CIPR's State of the Profession is out. It's the UK PR industry's longest-running and most authoritative research study into public relations practice that delivers industry-leading data on the trends, issues and challenges impacting PR. I cover the research every year.
In 2018, the study found that the biggest challenge for the PR industry is under-representation of PR professionals at board level - this was the same in the 2017 research. To give you some of the numbers, only 1 in 10 senior respondents indicated they were a member of an executive board.
When trying to figure out why, the study found that PR pros are overwhelmingly engaged in tactical delivery, for example, 76% spend some or most time copywriting and editing.
A longer-term challenge for the PR industry seems to be finding new ways and sources to provide value, specifically when it comes to having to counter the risk of AI and new technologies.
This too relates back to how the most commonly undertaken activity in PR is copywriting and editing, the second most common is delivering PR campaigns and the third most common is media relations.
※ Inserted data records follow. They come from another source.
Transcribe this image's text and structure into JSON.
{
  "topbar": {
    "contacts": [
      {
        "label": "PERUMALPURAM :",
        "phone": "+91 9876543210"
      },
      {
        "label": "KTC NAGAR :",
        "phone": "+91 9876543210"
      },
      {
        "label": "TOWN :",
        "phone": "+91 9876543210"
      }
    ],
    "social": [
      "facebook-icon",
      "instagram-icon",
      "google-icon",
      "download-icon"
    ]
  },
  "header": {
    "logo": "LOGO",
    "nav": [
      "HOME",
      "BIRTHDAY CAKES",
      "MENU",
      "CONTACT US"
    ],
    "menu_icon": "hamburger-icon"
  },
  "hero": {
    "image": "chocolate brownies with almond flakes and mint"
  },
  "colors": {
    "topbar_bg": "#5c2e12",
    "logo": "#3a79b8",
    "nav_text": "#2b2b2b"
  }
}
Elements of these activities, as well as social media relations, are at risk of automation.
What this all tells us is that if PR people want a seat at the table, they need to break away from tactical communications and assert wider influence over the organisation they work in.
Most importantly, PR people need to build their business acumen to break through beyond PR. This is something I've realised a while ago and was one of the key reasons I developed the concept and thinking around Inbound PR.